Coltsfoot can be made into syrups, which may be the ideal preparation, as coltsfoot is high in pyrrolizidine alkaloids, constituents that may accumulate and affect the liver negatively if used long-term. Due to the safety concerns, this herb is not as favored as the others mentioned above; it should be employed only for very short-term use, and not by those with liver disease or liver function issues, those who are taking medications that reduce liver function, or those who are pregnant or nursing. To read more about pyrrolizidine alkaloids, you can check out our comfrey article here.
As you give thought to the herbal actions you are looking for—and take stock of the herbs you have on hand—think about how to combine these herbs for respiratory support. When supporting colds, the flu, and other respiratory illnesses, one must constantly be aware of how things are changing. At one point in an illness one may need to really concentrate on thinning the mucus with demulcents while offering some expectorant support. At other times, one may find that more support is needed in another category. Knowing how to safely use herbs for lungs and respiratory support during these types of illnesses is key, while balancing both the actions and energetics of the herbs with the energetics of the person and the illness. This may seem a bit overwhelming, but listening to one’s body, being aware of change, and responding in turn with a change in herbal protocols may be helpful. Be sure to consider herbs that fall into all three respiratory categories: demulcents, aromatics, and expectorants.
If you’re feeling discouraged because you don’t have these herbs for lungs and respiratory support on hand—or if you’re unsure about your ability to safely pick and use coltsfoot for acute use—then know that many foods and spices can work similarly to the herbs mentioned here.
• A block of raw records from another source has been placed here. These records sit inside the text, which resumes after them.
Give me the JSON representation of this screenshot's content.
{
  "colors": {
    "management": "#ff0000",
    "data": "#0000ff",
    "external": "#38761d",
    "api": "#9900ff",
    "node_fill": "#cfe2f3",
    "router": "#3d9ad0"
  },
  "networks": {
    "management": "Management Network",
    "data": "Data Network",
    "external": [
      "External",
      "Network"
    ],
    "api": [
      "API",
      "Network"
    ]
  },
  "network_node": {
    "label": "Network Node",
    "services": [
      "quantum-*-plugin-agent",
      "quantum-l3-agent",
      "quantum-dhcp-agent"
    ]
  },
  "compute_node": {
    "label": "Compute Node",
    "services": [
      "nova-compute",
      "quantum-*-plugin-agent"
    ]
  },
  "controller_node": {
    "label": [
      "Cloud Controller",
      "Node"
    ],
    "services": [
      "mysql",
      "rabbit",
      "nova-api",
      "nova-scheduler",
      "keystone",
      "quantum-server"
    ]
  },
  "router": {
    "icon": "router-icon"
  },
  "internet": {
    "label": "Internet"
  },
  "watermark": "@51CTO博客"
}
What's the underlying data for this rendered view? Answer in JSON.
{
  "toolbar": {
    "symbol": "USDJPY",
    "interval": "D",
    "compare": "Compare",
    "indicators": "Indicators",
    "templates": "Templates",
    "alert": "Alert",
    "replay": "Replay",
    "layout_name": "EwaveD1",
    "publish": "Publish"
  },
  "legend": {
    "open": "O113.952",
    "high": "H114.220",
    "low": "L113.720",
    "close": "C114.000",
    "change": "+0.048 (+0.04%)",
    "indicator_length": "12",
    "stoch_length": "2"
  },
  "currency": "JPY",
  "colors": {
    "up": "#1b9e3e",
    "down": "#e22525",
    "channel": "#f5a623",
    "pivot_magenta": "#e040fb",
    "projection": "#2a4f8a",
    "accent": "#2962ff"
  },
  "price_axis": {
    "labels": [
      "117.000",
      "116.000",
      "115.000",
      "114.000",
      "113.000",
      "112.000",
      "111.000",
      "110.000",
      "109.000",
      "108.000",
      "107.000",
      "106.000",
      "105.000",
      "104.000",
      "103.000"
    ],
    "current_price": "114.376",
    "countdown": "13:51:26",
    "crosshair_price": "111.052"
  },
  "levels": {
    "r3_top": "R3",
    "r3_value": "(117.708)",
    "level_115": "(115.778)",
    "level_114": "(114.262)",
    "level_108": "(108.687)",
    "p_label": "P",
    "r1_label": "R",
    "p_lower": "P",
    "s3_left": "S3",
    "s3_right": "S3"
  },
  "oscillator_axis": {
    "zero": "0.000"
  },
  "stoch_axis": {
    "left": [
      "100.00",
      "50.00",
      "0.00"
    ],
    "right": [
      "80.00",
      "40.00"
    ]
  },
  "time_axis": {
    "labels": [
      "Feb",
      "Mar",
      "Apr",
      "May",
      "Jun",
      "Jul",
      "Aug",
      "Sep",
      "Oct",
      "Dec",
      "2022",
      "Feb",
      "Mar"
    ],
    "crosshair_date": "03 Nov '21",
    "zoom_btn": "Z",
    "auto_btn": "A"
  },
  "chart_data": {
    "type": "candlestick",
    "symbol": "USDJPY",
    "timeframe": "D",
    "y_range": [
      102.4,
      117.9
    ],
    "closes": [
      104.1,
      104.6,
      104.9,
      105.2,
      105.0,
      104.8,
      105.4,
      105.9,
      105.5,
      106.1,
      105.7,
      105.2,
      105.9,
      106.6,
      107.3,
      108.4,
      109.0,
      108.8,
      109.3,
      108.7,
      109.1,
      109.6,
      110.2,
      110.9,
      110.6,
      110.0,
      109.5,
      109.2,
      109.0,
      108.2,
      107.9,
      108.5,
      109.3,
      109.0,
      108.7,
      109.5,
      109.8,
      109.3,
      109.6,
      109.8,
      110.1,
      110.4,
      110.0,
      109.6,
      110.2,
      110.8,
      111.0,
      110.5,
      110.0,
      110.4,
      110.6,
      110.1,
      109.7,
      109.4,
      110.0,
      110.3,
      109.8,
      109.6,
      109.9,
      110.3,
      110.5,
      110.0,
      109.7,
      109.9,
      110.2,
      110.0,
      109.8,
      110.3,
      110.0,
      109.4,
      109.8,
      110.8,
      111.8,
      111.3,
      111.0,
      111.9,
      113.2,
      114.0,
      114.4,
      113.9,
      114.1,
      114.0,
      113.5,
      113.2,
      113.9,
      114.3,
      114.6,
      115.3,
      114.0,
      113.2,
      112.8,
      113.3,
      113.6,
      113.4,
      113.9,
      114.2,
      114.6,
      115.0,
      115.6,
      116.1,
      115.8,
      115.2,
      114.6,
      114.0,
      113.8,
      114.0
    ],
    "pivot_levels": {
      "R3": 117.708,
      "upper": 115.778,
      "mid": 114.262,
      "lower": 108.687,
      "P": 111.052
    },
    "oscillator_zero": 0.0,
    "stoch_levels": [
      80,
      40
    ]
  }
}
Check out our upcoming ebook and posts on Pantry Herbalism: Antiviral Foods and Spices as they also focus on how some of these actions are achieved by common herbs and foods!
American Botanical Council. (2016a). The Commission E Monographs: Marshmallow root. Retrieved from: http://cms.herbalgram.org/commissione/Monographs/Monograph0246.html
American Botanical Council. (2016b). The Commission E Monographs: Marshmallow leaf. Retrieved from: http://cms.herbalgram.org/commissione/Monographs/Monograph0245.html
Cech, R. (2000). Making plant medicine. Williams, OR: Horizon Herbs.
Chevallier, A. (1996). The encyclopedia of medicinal plants. New York, NY: DK Publishing, Inc.
Culpeper, N. (1653). Mallows and marshmallows. The Complete Herbal. Retrieved from http://www.complete-herbal.com/culpepper/mallows.htm
Edwards, G. (2000). Opening our wild hearts to the healing herbs. Woodstock, NY: Ash Tree Publishing.
Felter, H., & Lloyd, J. (1898). King’s American dispensatory. Scanned version copyright 1999-2019, Henriette Kress. Retrieved from https://www.henriettes-herb.com/eclectic/kings/verbascum.html
Hoffmann, D. (n.d.). Therapeutic herbalism [Course handout].
Hoffmann, D. (2003). Medical herbalism. Rochester, VT: Healing Arts Press.
Wood, M. (2004). The practice of traditional Western herbalism. Berkeley, CA: North Atlantic Books.
Yardley, K. (2004). Herbs for digestive function. Retrieved from http://www.katolenyardley.com/Digestive%20Health.pdf